Intriguing! There is a wealth of objective evidence and the authors' wry humor illuminates the discussion with wit and style. Hirschman and Yates' talents, learning, and specialized skills come together in a brilliant synthesis proving once again that the world we think we know is still very much terra incognita
. -- Good Reads
Meet Lord Anthony Ashley-Cooper, the English crypto-Jew whose secretary was the philosopher John Locke...the Scottish princess Maud de Lens who combined several lines of Davidic ancestry and was one of the richest women in Europe...and the Clan Douglas warrior who removed the heart of Robert the Bruce to have it buried in Jerusalem.--TeaserFascinating! The DNA evidence may be the clincher. --Ancestry Worship Genealogy
About the Author
Elizabeth Caldwell Hirschman
was born in Kingsport, Tennessee and is of Melungeon descent. She is Professor of Marketing at Rutgers University in New Brunswick, New Jersey. Professor Hirschman has contributed more than 200 articles, essays and chapters to professional journals and books, and is author of more than a dozen books, including When Scotland was Jewish (also co-authored with Donald N. Yates). Hirschman's research indicates the earliest American settlers were of Mediterranean extraction, and of a Jewish or Muslim religious persuasion. Sometimes called "Melungeons," these early settlers were among the earliest nonnative "Americans" to live in the Carolinas, Tennessee, Kentucky, Virginia, and West Virginia, perhaps including Daniel Boone, John Sevier, Abraham Lincoln, Jefferson Davis, and Andrew Jackson. She is currently at work on a history of English crypto-Jews from the beginnings to the Enlightenment. She lives in New Jersey and spends part of the year teaching in Virginia.Donald N. Yates
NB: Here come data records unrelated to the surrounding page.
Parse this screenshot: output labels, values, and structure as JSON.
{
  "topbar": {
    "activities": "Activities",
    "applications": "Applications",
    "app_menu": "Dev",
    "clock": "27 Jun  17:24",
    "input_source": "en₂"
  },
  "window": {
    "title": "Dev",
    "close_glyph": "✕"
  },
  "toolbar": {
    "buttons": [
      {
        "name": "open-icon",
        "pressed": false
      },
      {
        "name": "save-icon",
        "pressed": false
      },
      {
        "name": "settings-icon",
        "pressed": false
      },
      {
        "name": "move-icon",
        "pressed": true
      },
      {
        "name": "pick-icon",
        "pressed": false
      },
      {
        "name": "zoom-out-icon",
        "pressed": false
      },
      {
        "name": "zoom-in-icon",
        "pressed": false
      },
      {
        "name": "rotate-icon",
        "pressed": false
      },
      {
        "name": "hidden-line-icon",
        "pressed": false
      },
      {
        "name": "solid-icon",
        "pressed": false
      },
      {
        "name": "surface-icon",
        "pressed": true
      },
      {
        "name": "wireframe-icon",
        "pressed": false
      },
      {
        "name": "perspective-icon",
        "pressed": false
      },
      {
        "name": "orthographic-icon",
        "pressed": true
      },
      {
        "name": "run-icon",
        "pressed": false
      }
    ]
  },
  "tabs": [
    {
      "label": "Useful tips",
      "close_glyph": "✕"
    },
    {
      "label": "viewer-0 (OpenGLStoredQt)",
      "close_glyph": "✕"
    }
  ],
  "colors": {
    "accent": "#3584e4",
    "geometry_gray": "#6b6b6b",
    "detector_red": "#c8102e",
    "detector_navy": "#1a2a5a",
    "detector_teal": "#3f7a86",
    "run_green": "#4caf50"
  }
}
is an American genealogist, author, and principal investigator at DNA Consultants. He holds a Ph.D. in classical studies from the University of North Carolina at Chapel Hill and has published popular and scholarly works in cultural and ethnic studies, history and population genetics.